- EXERCISE AIM
All lines holding the string "kind" should be copied from the data below.
═══ THE INPUT ═══
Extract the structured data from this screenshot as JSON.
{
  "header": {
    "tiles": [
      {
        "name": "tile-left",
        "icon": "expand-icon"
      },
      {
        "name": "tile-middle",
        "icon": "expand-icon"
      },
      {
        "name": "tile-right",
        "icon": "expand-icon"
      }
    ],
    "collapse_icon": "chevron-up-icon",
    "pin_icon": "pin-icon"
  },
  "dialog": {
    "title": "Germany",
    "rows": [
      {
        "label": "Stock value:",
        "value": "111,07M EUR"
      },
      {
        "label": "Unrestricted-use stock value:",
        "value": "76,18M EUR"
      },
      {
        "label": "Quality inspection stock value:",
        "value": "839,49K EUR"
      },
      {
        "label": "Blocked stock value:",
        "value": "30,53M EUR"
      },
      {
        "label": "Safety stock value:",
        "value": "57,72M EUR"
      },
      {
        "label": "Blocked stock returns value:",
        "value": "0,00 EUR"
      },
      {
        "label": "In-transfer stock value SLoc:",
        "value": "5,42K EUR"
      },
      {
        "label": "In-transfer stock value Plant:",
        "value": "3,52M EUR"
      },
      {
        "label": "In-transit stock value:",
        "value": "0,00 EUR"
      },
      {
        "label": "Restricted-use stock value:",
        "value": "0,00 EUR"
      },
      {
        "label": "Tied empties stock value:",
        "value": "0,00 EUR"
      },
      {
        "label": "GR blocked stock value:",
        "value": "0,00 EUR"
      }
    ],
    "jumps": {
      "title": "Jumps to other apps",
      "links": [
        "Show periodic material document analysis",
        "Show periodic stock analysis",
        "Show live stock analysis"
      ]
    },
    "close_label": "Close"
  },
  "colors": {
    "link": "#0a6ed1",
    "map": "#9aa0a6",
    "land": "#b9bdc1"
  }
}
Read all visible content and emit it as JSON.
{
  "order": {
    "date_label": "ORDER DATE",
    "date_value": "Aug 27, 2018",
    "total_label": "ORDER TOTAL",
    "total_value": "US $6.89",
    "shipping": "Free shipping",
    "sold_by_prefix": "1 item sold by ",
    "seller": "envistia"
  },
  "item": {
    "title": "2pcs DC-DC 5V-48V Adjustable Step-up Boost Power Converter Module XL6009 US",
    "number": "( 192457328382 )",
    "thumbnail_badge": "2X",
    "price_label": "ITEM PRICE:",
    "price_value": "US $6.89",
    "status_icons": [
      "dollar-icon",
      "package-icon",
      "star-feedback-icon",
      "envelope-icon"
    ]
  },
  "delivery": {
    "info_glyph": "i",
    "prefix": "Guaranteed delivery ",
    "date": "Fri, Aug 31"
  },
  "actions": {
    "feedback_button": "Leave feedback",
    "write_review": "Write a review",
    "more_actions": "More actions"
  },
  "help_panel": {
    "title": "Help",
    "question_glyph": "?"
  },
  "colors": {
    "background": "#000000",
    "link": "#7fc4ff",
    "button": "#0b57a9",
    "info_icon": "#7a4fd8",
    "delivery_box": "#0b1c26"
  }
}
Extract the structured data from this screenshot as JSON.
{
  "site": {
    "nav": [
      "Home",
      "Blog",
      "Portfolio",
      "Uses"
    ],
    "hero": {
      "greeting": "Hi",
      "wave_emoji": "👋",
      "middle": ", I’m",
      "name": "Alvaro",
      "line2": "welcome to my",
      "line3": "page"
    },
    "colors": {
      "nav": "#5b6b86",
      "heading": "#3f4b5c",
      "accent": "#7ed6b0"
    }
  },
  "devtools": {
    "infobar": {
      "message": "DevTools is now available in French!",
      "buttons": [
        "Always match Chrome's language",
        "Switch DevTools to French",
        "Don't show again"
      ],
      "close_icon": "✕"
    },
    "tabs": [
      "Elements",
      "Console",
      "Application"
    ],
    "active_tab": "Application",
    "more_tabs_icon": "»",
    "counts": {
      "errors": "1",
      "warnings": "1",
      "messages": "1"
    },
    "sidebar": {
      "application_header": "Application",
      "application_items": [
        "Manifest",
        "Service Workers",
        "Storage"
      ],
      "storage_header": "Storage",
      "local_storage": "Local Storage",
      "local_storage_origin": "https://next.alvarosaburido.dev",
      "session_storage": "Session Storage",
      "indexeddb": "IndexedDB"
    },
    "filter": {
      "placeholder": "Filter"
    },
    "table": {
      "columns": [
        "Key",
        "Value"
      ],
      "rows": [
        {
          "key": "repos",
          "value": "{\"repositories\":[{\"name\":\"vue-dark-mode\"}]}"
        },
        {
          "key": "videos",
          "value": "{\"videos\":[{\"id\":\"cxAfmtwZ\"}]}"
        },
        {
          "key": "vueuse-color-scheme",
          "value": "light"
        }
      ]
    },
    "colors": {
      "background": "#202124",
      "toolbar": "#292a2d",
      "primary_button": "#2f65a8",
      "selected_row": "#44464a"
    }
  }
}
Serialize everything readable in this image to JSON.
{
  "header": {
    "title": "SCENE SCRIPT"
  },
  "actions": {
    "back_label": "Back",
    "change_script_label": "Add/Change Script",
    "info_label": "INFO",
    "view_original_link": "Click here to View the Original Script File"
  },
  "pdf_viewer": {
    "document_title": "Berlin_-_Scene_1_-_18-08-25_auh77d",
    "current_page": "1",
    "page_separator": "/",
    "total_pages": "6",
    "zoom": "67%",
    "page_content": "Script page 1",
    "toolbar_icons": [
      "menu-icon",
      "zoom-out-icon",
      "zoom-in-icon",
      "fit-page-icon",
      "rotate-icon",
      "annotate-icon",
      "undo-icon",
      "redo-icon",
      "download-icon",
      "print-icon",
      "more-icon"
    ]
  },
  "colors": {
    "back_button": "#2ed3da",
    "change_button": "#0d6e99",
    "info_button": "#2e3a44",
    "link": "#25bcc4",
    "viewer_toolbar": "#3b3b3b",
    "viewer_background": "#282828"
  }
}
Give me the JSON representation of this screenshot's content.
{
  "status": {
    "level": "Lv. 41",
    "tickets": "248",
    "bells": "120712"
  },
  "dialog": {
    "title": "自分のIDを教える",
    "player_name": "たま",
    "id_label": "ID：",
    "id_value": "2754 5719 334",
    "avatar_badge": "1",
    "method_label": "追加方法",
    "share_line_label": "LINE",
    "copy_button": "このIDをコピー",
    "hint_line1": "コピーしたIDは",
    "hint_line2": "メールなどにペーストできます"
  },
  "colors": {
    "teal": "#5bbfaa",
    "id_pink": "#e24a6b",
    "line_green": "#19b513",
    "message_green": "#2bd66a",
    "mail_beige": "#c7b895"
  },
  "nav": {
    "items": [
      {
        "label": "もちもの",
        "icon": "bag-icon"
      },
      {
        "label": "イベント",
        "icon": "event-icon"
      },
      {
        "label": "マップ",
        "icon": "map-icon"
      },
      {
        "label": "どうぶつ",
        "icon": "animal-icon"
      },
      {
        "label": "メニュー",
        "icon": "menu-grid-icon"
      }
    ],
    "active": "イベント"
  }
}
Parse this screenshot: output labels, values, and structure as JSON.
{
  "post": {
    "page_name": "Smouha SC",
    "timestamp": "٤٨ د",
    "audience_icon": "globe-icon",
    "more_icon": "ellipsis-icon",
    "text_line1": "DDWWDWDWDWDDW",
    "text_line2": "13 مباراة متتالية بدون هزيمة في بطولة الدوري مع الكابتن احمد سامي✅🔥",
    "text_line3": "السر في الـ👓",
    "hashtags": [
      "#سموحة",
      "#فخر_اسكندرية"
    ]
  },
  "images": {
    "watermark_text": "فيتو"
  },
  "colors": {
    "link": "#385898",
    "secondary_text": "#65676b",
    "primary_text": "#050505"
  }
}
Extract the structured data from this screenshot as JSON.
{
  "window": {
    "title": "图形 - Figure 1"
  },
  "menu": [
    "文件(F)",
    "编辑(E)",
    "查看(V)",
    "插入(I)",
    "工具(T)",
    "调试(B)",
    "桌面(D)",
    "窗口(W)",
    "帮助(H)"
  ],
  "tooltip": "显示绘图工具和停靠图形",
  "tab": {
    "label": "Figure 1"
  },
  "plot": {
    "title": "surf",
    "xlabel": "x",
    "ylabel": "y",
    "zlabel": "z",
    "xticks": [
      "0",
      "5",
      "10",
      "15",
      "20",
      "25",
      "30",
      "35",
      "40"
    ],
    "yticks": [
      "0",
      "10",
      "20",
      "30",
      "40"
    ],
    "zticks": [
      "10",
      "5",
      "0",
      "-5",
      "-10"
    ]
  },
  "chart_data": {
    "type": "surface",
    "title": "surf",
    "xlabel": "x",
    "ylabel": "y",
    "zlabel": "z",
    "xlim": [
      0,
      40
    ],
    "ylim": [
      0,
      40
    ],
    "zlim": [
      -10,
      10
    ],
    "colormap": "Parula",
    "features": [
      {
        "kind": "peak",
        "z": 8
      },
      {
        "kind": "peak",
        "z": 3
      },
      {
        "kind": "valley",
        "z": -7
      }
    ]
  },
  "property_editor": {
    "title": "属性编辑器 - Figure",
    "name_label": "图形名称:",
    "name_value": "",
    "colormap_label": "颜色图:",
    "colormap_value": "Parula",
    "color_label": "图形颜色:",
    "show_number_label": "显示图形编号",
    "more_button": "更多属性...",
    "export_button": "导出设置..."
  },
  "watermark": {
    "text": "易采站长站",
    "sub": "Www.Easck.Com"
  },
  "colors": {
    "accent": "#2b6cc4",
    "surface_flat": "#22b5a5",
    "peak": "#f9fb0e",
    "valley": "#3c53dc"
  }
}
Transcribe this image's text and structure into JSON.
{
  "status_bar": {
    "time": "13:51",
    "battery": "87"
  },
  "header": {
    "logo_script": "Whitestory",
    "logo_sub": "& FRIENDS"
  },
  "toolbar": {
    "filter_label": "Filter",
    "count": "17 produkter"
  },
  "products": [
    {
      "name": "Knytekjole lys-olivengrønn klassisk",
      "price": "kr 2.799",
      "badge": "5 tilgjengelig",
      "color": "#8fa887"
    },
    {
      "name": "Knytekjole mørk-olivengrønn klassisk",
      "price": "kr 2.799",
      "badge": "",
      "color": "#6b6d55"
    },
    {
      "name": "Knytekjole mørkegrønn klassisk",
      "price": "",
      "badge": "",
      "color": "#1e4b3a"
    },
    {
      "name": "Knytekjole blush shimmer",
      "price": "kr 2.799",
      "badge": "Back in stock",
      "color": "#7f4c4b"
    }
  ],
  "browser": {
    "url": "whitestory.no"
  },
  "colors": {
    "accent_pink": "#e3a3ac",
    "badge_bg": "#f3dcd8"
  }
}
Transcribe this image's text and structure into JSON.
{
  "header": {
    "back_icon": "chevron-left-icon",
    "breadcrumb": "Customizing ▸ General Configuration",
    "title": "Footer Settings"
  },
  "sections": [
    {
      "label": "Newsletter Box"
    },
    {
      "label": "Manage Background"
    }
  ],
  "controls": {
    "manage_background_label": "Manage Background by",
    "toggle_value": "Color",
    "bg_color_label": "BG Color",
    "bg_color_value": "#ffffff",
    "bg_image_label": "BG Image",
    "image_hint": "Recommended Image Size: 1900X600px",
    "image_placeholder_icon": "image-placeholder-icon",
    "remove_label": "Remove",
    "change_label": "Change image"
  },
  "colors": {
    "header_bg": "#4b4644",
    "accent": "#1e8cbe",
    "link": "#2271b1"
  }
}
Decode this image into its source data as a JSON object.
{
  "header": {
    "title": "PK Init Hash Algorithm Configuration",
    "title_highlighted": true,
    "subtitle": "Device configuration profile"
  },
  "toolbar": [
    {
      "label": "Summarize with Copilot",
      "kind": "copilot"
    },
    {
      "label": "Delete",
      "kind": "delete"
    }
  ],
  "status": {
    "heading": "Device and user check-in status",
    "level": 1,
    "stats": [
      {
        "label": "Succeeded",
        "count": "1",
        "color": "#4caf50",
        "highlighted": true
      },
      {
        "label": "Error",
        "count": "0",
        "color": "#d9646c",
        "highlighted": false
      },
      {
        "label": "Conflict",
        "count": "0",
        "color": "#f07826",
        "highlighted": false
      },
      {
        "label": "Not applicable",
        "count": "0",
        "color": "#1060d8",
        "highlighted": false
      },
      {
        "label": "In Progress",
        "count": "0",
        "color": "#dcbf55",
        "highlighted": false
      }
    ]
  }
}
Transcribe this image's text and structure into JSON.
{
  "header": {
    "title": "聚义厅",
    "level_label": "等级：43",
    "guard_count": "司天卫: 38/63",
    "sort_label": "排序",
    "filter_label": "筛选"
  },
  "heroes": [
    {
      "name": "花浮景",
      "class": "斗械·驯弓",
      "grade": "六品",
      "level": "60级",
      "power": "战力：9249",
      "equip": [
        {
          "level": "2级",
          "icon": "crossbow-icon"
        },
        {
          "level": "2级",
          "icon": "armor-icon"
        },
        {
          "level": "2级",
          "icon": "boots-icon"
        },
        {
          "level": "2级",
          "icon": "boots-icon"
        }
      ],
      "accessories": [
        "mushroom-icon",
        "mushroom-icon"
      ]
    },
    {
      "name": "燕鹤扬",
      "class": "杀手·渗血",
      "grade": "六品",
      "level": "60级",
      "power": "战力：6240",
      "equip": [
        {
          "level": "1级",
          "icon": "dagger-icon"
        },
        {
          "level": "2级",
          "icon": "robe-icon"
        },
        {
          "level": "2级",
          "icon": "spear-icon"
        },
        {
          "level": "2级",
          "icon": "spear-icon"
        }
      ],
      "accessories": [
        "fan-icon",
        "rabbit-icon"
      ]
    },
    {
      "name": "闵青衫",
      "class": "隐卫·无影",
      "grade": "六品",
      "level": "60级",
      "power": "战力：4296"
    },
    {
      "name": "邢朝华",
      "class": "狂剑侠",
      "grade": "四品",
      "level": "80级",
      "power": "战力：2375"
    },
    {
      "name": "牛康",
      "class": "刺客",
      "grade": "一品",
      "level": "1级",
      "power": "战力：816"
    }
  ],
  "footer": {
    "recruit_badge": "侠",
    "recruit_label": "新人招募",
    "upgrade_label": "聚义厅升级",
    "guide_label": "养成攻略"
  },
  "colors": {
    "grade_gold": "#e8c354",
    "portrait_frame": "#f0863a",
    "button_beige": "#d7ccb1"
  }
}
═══
- SOLUTION FOR THIS PROBLEM
        "kind": "peak",
        "kind": "peak",
        "kind": "valley",
      "kind": "copilot"
      "kind": "delete"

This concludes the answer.